But this wasn’t just another strike. In the seven years I’ve lived here, I don’t remember ever seeing a protest turn as violent as quickly as this one did. And only in extreme, prolonged circumstances do strikes lead every major newscast.

Maybe that’s because the symbolism behind this strike was so impossible to ignore. Most work stoppages here are launched over relatively arcane disputes — pension plans, work hours, that sort of thing. Rarely do they so brazenly confront France’s economic ideology. This was the big-swinging-dick of Silicon Valley disruption running head-first into the Kafkaesque monolith that is French bureaucracy.

It had all the makings of a cataclysmic collision, and it certainly produced fireworks. But nothing really changed. A group of workers with very legitimate gripes decided to take a stand against what they see as unfair business practices — UberPop drivers don’t have to pay the nearly $300,000 license fee that every other cab driver does — and they did it in aggressive, sometimes violent fashion. Maybe it backfired, maybe it forced the state to take action. What really matters is that the issue will now be decided by The System, which is exactly how things always are in France.

Head first into the monolith of French bureaucracy

As I was walking back from Luxembourg Gardens later this evening, I walked past a taxi stand in front of the Boulevard St. Germain. It was empty save for a single, silver cab that was parked with its driver-side door swung open. The engine was off, and the driver was sitting with one leg perched on the curb, listening to the radio. I approached him and asked if the strike would run through tomorrow.

"I’m waiting for the news," he replied gruffly, gesturing to his radio. He said he’d participated in today’s strike, but declined to elaborate further.
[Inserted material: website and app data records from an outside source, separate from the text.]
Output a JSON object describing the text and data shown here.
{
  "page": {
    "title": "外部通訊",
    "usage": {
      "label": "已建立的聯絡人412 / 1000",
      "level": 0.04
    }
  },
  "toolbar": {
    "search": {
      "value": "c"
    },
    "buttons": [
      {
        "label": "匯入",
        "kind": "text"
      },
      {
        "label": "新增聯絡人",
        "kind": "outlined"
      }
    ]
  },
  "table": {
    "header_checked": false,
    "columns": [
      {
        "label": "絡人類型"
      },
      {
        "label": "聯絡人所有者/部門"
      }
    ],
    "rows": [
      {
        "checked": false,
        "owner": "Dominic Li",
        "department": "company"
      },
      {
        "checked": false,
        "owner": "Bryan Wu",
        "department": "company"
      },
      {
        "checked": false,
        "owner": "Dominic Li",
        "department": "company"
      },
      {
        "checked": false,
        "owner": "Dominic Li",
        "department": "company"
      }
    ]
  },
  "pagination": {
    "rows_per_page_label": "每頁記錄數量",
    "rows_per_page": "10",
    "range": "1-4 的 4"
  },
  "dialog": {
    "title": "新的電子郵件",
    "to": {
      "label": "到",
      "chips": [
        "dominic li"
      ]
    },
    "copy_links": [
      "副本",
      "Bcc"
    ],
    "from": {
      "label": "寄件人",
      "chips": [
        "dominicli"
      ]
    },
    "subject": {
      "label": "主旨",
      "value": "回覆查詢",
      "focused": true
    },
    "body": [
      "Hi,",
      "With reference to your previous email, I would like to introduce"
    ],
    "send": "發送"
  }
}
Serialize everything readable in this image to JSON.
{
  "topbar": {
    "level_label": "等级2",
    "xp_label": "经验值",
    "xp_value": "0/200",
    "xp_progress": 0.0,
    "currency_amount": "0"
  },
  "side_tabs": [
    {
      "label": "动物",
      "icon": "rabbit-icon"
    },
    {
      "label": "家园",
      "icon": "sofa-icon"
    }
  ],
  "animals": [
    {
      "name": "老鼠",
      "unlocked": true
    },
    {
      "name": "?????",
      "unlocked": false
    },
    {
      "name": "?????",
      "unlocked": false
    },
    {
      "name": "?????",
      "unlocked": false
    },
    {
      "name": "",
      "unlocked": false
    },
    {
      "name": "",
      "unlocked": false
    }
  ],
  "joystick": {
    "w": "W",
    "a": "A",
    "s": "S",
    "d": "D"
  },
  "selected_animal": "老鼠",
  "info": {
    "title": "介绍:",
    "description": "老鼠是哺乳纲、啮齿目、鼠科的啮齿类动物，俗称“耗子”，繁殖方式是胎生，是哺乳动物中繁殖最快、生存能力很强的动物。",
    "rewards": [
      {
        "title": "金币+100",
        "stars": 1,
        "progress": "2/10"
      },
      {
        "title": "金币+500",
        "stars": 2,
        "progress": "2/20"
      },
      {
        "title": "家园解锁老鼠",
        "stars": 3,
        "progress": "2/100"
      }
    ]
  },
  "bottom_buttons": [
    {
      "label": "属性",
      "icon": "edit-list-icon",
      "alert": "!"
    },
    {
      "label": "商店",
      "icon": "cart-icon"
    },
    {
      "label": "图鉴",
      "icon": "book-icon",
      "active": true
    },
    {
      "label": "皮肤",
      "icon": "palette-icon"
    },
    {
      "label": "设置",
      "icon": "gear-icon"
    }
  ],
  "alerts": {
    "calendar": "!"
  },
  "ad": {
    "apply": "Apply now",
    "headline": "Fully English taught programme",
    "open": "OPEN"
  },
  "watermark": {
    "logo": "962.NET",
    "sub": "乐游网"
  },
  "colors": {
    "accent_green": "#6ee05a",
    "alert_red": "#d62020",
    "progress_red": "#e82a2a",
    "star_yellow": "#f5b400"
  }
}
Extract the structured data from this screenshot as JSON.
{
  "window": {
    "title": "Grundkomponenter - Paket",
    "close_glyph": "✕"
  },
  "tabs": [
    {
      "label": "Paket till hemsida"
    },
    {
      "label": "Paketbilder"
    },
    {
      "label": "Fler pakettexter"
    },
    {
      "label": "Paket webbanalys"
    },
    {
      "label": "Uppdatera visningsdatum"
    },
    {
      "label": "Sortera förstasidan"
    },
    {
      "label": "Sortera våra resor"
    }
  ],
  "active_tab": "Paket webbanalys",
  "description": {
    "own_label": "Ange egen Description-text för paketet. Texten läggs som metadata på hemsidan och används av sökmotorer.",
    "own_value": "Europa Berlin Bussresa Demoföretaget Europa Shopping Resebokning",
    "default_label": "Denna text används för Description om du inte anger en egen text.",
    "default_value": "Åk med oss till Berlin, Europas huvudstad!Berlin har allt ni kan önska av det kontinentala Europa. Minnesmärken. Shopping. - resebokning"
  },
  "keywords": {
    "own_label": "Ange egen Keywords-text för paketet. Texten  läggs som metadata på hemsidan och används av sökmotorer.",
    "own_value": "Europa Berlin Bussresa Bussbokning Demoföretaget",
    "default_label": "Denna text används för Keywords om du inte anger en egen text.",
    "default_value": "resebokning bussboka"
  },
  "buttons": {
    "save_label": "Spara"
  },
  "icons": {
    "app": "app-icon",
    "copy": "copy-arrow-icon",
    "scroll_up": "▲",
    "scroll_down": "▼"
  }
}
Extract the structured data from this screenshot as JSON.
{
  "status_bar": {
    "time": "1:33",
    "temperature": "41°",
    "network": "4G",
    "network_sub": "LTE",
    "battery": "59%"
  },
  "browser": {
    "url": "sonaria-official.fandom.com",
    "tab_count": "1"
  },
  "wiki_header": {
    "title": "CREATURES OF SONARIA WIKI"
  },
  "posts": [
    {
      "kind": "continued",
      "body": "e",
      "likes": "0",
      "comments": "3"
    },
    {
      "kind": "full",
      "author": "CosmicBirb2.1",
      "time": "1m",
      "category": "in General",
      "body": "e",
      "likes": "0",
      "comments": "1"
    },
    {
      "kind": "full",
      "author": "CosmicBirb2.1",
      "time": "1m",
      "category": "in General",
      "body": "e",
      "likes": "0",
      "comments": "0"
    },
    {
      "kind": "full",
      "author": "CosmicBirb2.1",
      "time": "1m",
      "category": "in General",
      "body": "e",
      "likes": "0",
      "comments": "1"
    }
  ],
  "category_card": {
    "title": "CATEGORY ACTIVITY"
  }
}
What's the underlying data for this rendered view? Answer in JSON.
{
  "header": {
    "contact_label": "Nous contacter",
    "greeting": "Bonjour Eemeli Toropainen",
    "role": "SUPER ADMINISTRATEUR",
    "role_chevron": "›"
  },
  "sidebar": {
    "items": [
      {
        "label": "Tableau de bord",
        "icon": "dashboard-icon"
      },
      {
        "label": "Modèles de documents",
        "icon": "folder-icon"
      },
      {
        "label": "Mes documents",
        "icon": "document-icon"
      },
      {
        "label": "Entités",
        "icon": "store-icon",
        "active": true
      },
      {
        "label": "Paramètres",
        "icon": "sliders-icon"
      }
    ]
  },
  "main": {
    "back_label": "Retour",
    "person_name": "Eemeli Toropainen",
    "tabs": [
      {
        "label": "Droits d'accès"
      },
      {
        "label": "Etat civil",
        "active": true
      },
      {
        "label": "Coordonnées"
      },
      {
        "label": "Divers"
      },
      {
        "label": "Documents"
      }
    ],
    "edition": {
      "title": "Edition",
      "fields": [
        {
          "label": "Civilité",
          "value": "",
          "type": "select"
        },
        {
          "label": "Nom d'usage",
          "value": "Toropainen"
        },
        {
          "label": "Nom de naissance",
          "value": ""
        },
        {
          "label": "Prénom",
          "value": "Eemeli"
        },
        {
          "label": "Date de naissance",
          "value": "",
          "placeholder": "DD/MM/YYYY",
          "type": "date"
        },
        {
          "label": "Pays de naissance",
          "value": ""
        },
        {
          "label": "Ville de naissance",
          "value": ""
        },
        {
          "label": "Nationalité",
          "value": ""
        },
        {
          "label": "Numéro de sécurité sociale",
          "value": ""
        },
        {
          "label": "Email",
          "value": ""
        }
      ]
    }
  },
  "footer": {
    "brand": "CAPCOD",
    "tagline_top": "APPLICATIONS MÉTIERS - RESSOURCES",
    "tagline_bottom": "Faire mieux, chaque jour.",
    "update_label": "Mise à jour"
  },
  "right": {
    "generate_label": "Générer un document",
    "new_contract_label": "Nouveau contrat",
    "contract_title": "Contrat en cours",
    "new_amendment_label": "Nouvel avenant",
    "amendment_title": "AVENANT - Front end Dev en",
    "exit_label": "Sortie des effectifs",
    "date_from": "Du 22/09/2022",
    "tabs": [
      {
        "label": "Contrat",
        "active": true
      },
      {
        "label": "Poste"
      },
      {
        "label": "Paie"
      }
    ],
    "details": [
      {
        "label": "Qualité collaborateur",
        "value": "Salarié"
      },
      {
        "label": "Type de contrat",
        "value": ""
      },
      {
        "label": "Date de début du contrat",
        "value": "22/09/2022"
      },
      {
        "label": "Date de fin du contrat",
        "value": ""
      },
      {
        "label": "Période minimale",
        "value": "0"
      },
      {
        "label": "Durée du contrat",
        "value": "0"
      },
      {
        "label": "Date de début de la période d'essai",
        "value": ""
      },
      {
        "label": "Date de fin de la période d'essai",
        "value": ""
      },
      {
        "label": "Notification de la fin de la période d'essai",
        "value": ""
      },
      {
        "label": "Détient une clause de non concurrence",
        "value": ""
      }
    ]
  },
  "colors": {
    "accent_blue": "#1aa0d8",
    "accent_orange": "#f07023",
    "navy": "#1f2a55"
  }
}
He looked very tired.

"Right now it doesn’t seem like there will be a strike," he said. "But I’m sure there will be more things to come."